*WHAT YOU WILL DO*
Omitting all images, set down every line below exactly as it appears.

*THE DATA*
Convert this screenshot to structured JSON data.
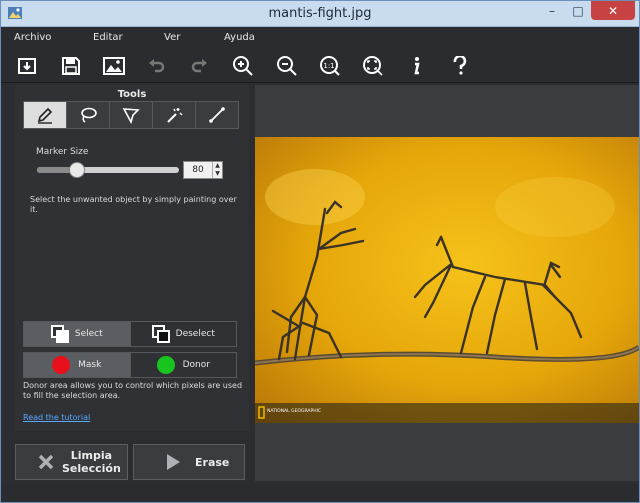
{
  "window": {
    "title": "mantis-fight.jpg",
    "controls": [
      "–",
      "□",
      "✕"
    ]
  },
  "menu": {
    "items": [
      "Archivo",
      "Editar",
      "Ver",
      "Ayuda"
    ]
  },
  "toolbar": {
    "icons": [
      "open-icon",
      "save-icon",
      "image-icon",
      "undo-icon",
      "redo-icon",
      "zoom-in-icon",
      "zoom-out-icon",
      "actual-size-icon",
      "fit-window-icon",
      "info-icon",
      "help-icon"
    ]
  },
  "tools_panel": {
    "title": "Tools",
    "tools": [
      "marker-icon",
      "lasso-icon",
      "polygon-lasso-icon",
      "magic-wand-icon",
      "line-icon"
    ],
    "active_tool": 0,
    "marker_size_label": "Marker Size",
    "marker_size_value": "80",
    "marker_size_fraction": 0.28,
    "hint": "Select the unwanted object by simply painting over it.",
    "select_label": "Select",
    "deselect_label": "Deselect",
    "mask_label": "Mask",
    "donor_label": "Donor",
    "mask_color": "#e8101a",
    "donor_color": "#19c41f",
    "donor_hint": "Donor area allows you to control which pixels are used to fill the selection area.",
    "tutorial_link": "Read the tutorial"
  },
  "actions": {
    "clear_line1": "Limpia",
    "clear_line2": "Selección",
    "erase_label": "Erase"
  },
  "photo": {
    "watermark": "NATIONAL GEOGRAPHIC",
    "brand_color": "#f2c200"
  }
}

*FINISHED EXERCISE*
Convert this screenshot to structured JSON data.
{
  "window": {
    "title": "mantis-fight.jpg",
    "controls": [
      "–",
      "□",
      "✕"
    ]
  },
  "menu": {
    "items": [
      "Archivo",
      "Editar",
      "Ver",
      "Ayuda"
    ]
  },
  "toolbar": {
    "icons": [
      "open-icon",
      "save-icon",
      "image-icon",
      "undo-icon",
      "redo-icon",
      "zoom-in-icon",
      "zoom-out-icon",
      "actual-size-icon",
      "fit-window-icon",
      "info-icon",
      "help-icon"
    ]
  },
  "tools_panel": {
    "title": "Tools",
    "tools": [
      "marker-icon",
      "lasso-icon",
      "polygon-lasso-icon",
      "magic-wand-icon",
      "line-icon"
    ],
    "active_tool": 0,
    "marker_size_label": "Marker Size",
    "marker_size_value": "80",
    "marker_size_fraction": 0.28,
    "hint": "Select the unwanted object by simply painting over it.",
    "select_label": "Select",
    "deselect_label": "Deselect",
    "mask_label": "Mask",
    "donor_label": "Donor",
    "mask_color": "#e8101a",
    "donor_color": "#19c41f",
    "donor_hint": "Donor area allows you to control which pixels are used to fill the selection area.",
    "tutorial_link": "Read the tutorial"
  },
  "actions": {
    "clear_line1": "Limpia",
    "clear_line2": "Selección",
    "erase_label": "Erase"
  },
  "photo": {
    "watermark": "NATIONAL GEOGRAPHIC",
    "brand_color": "#f2c200"
  }
}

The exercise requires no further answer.